The good news is that automation and artificial intelligence have never been smarter. AI tools can find patterns and draw correlations that would be prohibitively time-consuming or expensive for a human marketing team to sift through, generating personalized content suggestions and sending pertinent emails designed to be as helpful and timely as possible.
How To Personalize Your Content Marketing
Personalization can take a lot of forms — your strategy will depend on your business, your industry, your resources, and your customers — but here are a few broad-strokes tips to help you get started.
Use People’s Real Names
Ever gotten a piece of mail addressed to “Current Resident”? Did it make you feel warm and fuzzy inside, like that company genuinely wanted to help you out? We didn’t think so. Using a customer’s real name in email communications and on landing pages is a simple touch, but one that will help give your company a personable face.
Segment Your Email Database
If you’re sending marketing emails, you need to be using segmentation. At its most basic level, segmenting allows you to send different emails to different people — customers with different job titles or locations, for example. But when you really dive into it, segmenting can be much more powerful than that.
With the right tools, you can segment by people that have yet to use certain features of your product, or people that haven’t read the educational materials, and email them to see if they need more help. You can segment by people who have paid monthly for more than eight months and send them an email about how much they could save with a yearly subscription. You can find the people that are heavily utilizing the basic service tier of your product and offer them a discount on an upgrade. The possibilities are endless!
Set Up Targeted Landing Pages
A landing page is usually pretty simple — a few paragraphs of text, a basic form, and then a CTA to download a whitepaper or sign up for a newsletter. Since it’s so easy to duplicate that page and create copies with slightly different copy or graphics, you can set up landing pages dedicated to certain segments of your customer base, much like email.
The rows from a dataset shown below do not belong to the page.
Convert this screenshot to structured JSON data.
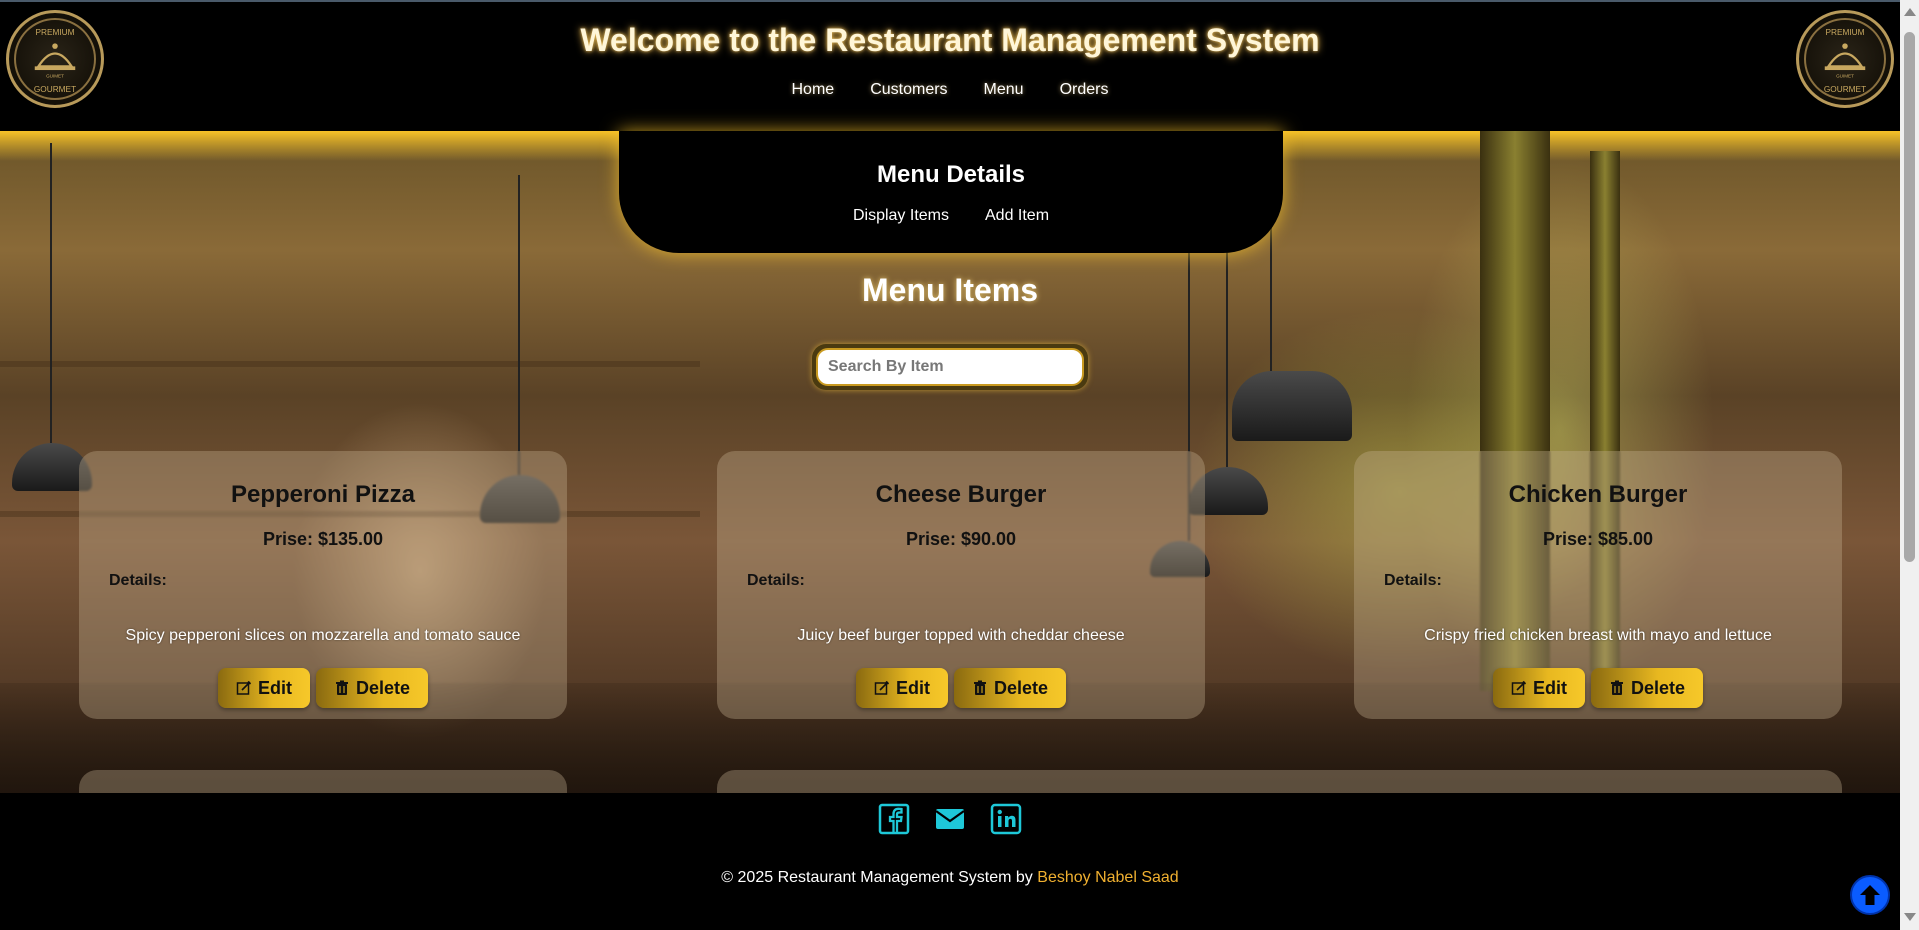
{
  "header": {
    "title": "Welcome to the Restaurant Management System",
    "logo_text_top": "PREMIUM",
    "logo_text_bottom": "GOURMET",
    "logo_text_mid": "GUIMET",
    "nav": [
      {
        "label": "Home"
      },
      {
        "label": "Customers"
      },
      {
        "label": "Menu"
      },
      {
        "label": "Orders"
      }
    ]
  },
  "sub_panel": {
    "title": "Menu Details",
    "nav": [
      {
        "label": "Display Items"
      },
      {
        "label": "Add Item"
      }
    ]
  },
  "main": {
    "heading": "Menu Items",
    "search": {
      "placeholder": "Search By Item",
      "value": ""
    },
    "items": [
      {
        "name": "Pepperoni Pizza",
        "price": "Prise: $135.00",
        "details_label": "Details:",
        "description": "Spicy pepperoni slices on mozzarella and tomato sauce",
        "edit_label": "Edit",
        "delete_label": "Delete"
      },
      {
        "name": "Cheese Burger",
        "price": "Prise: $90.00",
        "details_label": "Details:",
        "description": "Juicy beef burger topped with cheddar cheese",
        "edit_label": "Edit",
        "delete_label": "Delete"
      },
      {
        "name": "Chicken Burger",
        "price": "Prise: $85.00",
        "details_label": "Details:",
        "description": "Crispy fried chicken breast with mayo and lettuce",
        "edit_label": "Edit",
        "delete_label": "Delete"
      }
    ]
  },
  "footer": {
    "social": [
      {
        "icon": "facebook-icon",
        "color": "#1ec8d8"
      },
      {
        "icon": "mail-icon",
        "color": "#1ec8d8"
      },
      {
        "icon": "linkedin-icon",
        "color": "#1ec8d8"
      }
    ],
    "copyright_prefix": "© 2025 Restaurant Management System by",
    "author": "Beshoy Nabel Saad"
  },
  "colors": {
    "accent_gold": "#e8b820",
    "author_link": "#f0b030",
    "back_to_top": "#0a5cff",
    "social_icon": "#1ec8d8"
  }
}
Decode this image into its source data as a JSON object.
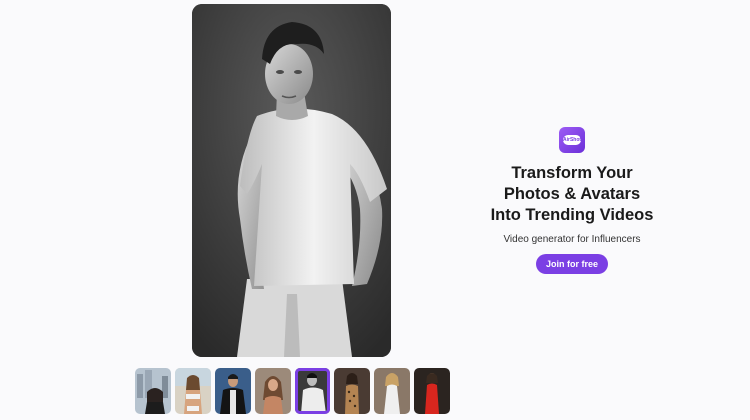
{
  "hero": {
    "image_icon": "man-white-tshirt-photo"
  },
  "thumbnails": [
    {
      "icon": "woman-city-photo",
      "selected": false
    },
    {
      "icon": "woman-beach-photo",
      "selected": false
    },
    {
      "icon": "man-black-jacket-photo",
      "selected": false
    },
    {
      "icon": "woman-portrait-photo",
      "selected": false
    },
    {
      "icon": "man-white-tshirt-photo",
      "selected": true
    },
    {
      "icon": "woman-leopard-dress-photo",
      "selected": false
    },
    {
      "icon": "woman-white-dress-photo",
      "selected": false
    },
    {
      "icon": "woman-red-dress-photo",
      "selected": false
    }
  ],
  "promo": {
    "logo_text": "AirShot",
    "headline_1": "Transform Your",
    "headline_2": "Photos & Avatars",
    "headline_3": "Into Trending Videos",
    "subtitle": "Video generator for Influencers",
    "cta_label": "Join for free"
  },
  "colors": {
    "accent": "#7b3fe4",
    "background": "#fafafc",
    "text": "#1a1a1a"
  }
}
Swap out the photo in the background based on the user’s location or time of year. Change up the copy depending on whether they clicked through from email or social media. Change the offer on the page for repeat customers versus first timers. Again, the exact strategy will be different depending on your business, but you have room to experiment! Try out a few options, run the analytics, and see what’s working.
Interact on Social Media
Customers these days are more and more likely to do at least part of their buying research on social media, even for B2B applications. Automated processes like bots and targeted ads can help you reach out to more people in more places, but you’re also going to have to get into the weeds and interact with people one on one. If people visit your product’s page with more complicated questions, it pays to have a real person ready to answer them.
The Bottom Line
The more you personalize your marketing, the more time you’ll have to spend on each piece of your strategy — and that means reaching fewer total people than if you were simply pushing the same message to everyone you can reach.
But the point of personalized messaging isn’t to reach the maximum number of people — it’s to reach exactly the right people in exactly the right way to forge a personal connection that cuts through the clutter of marketing that customers are inundated with on a daily basis. If you can add a personal touch to your messaging, you’ll stand out from the crowd and build loyalty that mere exposure will never achieve.